The story begins with schizophrenic Lilah Kemp, who believes that she has let the villain Kurtz escape from Joseph Conrad's Heart of Darkness. Kurtz, she soon discovers, is the same Rupert Kurtz who heads an influential psychiatry research and treatment center. Desperate to return Kurtz to his proper place, Lilah places her hopes in the hands her new neighbor who, coincidentally, is named Marlow and has just begun working with Kurtz. Meanwhile, a deadly epidemic called sturnusemia is killing increasing numbers of people and animals, psychiatrists at Kurtz' center are dying under suspicious circumstances and the city's social elite are embroiled in a secret world of violent depravity.

I can't say much more without giving too much away, but I was struck at how themes of high-level corruption, cover-ups, the questionable practices of pharmaceutical companies and the tendency for the general populace to turn a blind eye to the unpleasant, but obvious truth may perhaps be even more timely than they were when the book was published in 1993.

In my mind, which I admit is highly biased on the subject, Findley is one of the most underrated authors of the 20th century. If you're looking for an action packed, fast-paced, easy to read story, you'll probably be disappointed. But, on the other hand, if you enjoy intelligent, multi layered, lyrical prose rich with literary and historical allusion, Findley's your man. A few of my favorites include the afore mentioned Headhunter and Famous Last Words, along with The Piano Man's Daughter, The Butterfly Plague and Not Wanted on the Voyage.

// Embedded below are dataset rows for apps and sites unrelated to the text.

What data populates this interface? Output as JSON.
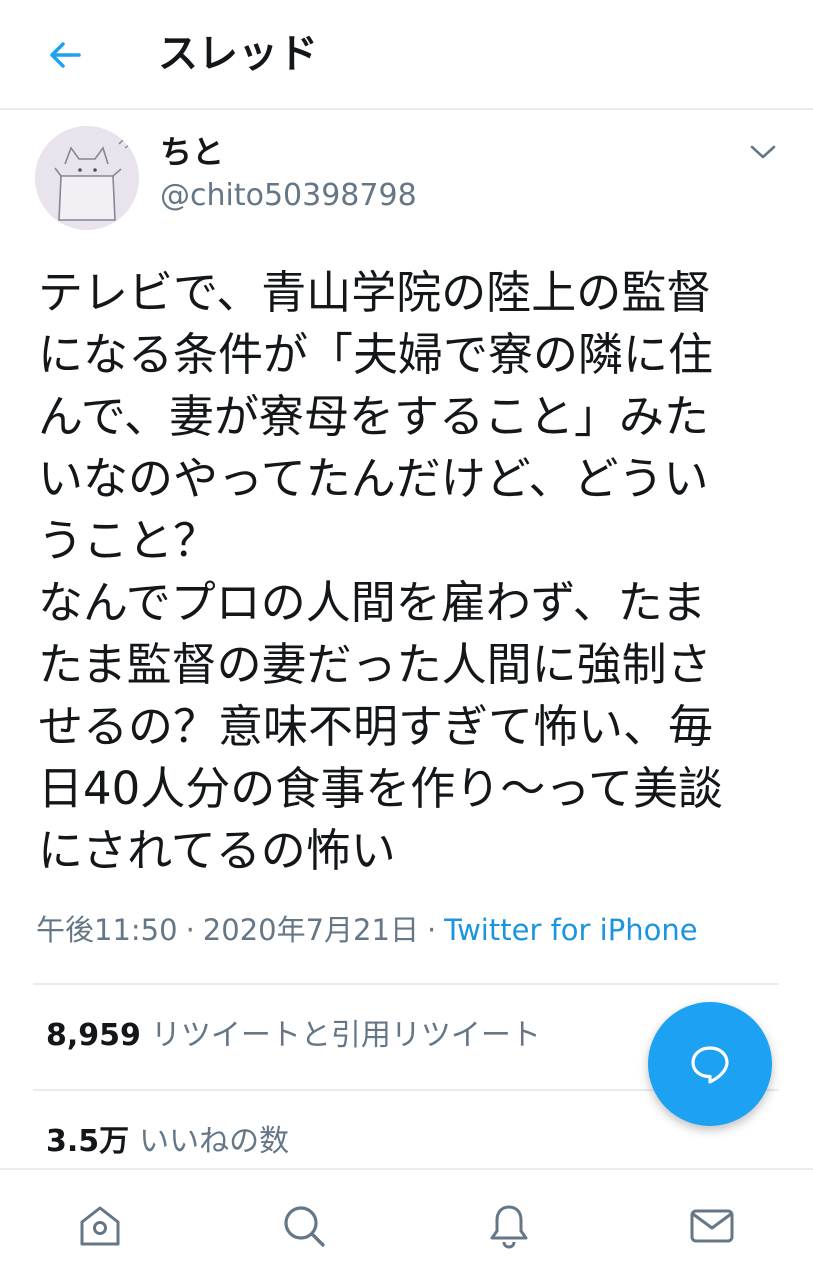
{
  "header": {
    "title": "スレッド",
    "back_icon": "arrow-left-icon"
  },
  "author": {
    "name": "ちと",
    "handle": "@chito50398798",
    "avatar_icon": "cat-in-box-avatar",
    "menu_icon": "chevron-down-icon"
  },
  "tweet": {
    "text": "テレビで、青山学院の陸上の監督\nになる条件が「夫婦で寮の隣に住\nんで、妻が寮母をすること」みた\nいなのやってたんだけど、どうい\nうこと？\nなんでプロの人間を雇わず、たま\nたま監督の妻だった人間に強制さ\nせるの？意味不明すぎて怖い、毎\n日40人分の食事を作り〜って美談\nにされてるの怖い",
    "time": "午後11:50",
    "date": "2020年7月21日",
    "separator": "·",
    "source": "Twitter for iPhone"
  },
  "stats": {
    "retweets_count": "8,959",
    "retweets_label": "リツイートと引用リツイート",
    "likes_count": "3.5万",
    "likes_label": "いいねの数"
  },
  "fab": {
    "icon": "reply-bubble-icon"
  },
  "bottom_nav": {
    "items": [
      {
        "icon": "home-icon"
      },
      {
        "icon": "search-icon"
      },
      {
        "icon": "bell-icon"
      },
      {
        "icon": "mail-icon"
      }
    ]
  },
  "colors": {
    "accent": "#1da1f2",
    "link": "#1b95e0",
    "secondary_text": "#657786",
    "primary_text": "#14171a",
    "divider": "#e6ecf0"
  }
}
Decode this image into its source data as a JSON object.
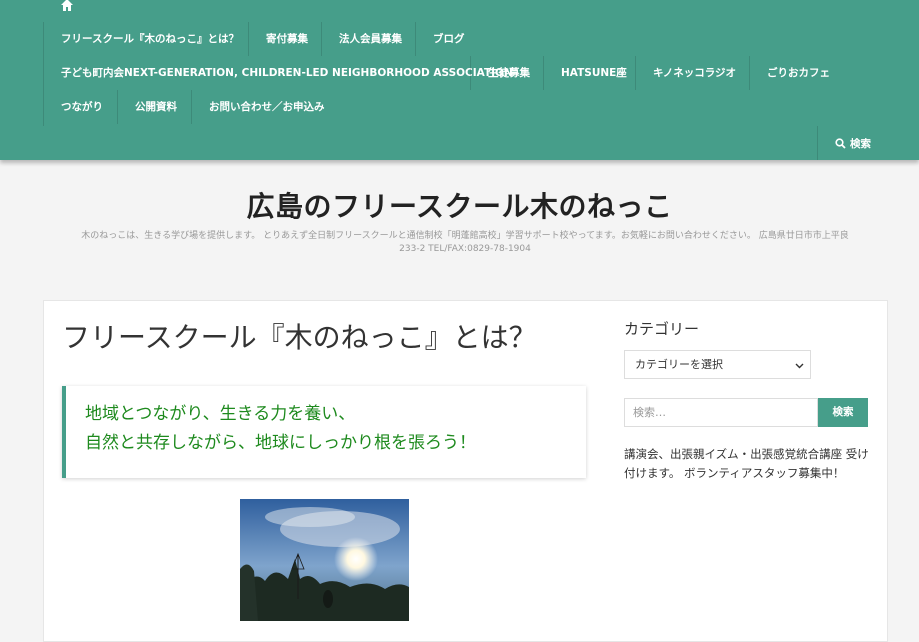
{
  "nav": {
    "row1": [
      "フリースクール『木のねっこ』とは？",
      "寄付募集",
      "法人会員募集",
      "ブログ"
    ],
    "row2": [
      "子ども町内会NEXT-GENERATION, CHILDREN-LED NEIGHBORHOOD ASSOCIATION",
      "生徒募集",
      "HATSUNE座",
      "キノネッコラジオ",
      "ごりおカフェ"
    ],
    "row3": [
      "つながり",
      "公開資料",
      "お問い合わせ／お申込み"
    ],
    "search_label": "検索",
    "home_icon": "home-icon"
  },
  "header": {
    "site_title": "広島のフリースクール木のねっこ",
    "description_line1": "木のねっこは、生きる学び場を提供します。 とりあえず全日制フリースクールと通信制校「明蓬館高校」学習サポート校やってます。お気軽にお問い合わせください。 広島県廿日市市上平良",
    "description_line2": "233-2 TEL/FAX:0829-78-1904"
  },
  "main": {
    "page_title": "フリースクール『木のねっこ』とは？",
    "quote_line1": "地域とつながり、生きる力を養い、",
    "quote_line2": "自然と共存しながら、地球にしっかり根を張ろう！"
  },
  "sidebar": {
    "category_heading": "カテゴリー",
    "category_select": "カテゴリーを選択",
    "search_placeholder": "検索…",
    "search_button": "検索",
    "text": "講演会、出張親イズム・出張感覚統合講座 受け付けます。 ボランティアスタッフ募集中！"
  },
  "colors": {
    "accent": "#469e8a",
    "quote_text": "#1e8a1e"
  }
}
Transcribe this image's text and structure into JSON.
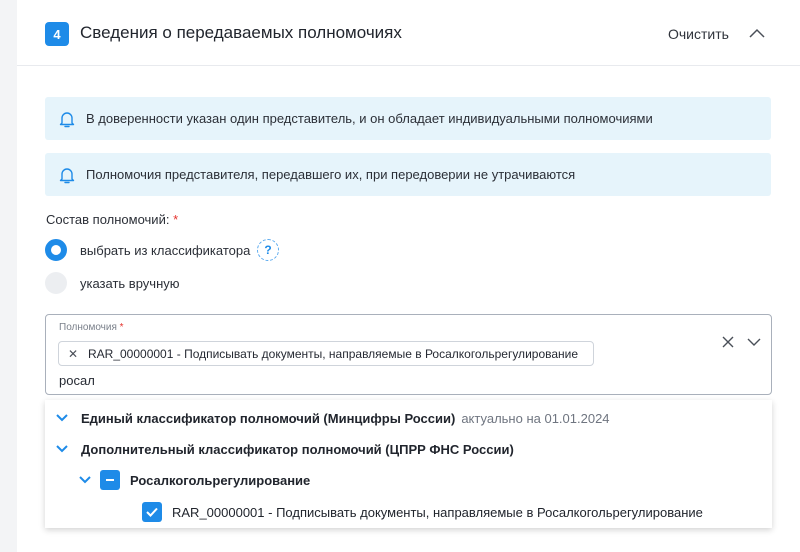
{
  "section": {
    "number": "4",
    "title": "Сведения о передаваемых полномочиях",
    "clear_label": "Очистить"
  },
  "alerts": [
    {
      "text": "В доверенности указан один представитель, и он обладает индивидуальными полномочиями"
    },
    {
      "text": "Полномочия представителя, передавшего их, при передоверии не утрачиваются"
    }
  ],
  "powers": {
    "label": "Состав полномочий:",
    "required_mark": "*",
    "options": [
      {
        "label": "выбрать из классификатора",
        "selected": true,
        "help": "?"
      },
      {
        "label": "указать вручную",
        "selected": false
      }
    ]
  },
  "select": {
    "label": "Полномочия",
    "required_mark": "*",
    "chip_remove": "✕",
    "chip": "RAR_00000001 - Подписывать документы, направляемые в Росалкогольрегулирование",
    "search_value": "росал"
  },
  "tree": [
    {
      "label": "Единый классификатор полномочий (Минцифры России)",
      "note": "актуально на 01.01.2024"
    },
    {
      "label": "Дополнительный классификатор полномочий (ЦПРР ФНС России)"
    },
    {
      "label": "Росалкогольрегулирование"
    },
    {
      "label": "RAR_00000001 - Подписывать документы, направляемые в Росалкогольрегулирование",
      "checked": true
    }
  ],
  "colors": {
    "accent": "#1e8be8",
    "alert_bg": "#e6f4fb",
    "required": "#e5322d"
  }
}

The latter, I should mention, is not likely to be popular among devout Christians, as it is a somewhat controversial retelling of the Noah's Ark story.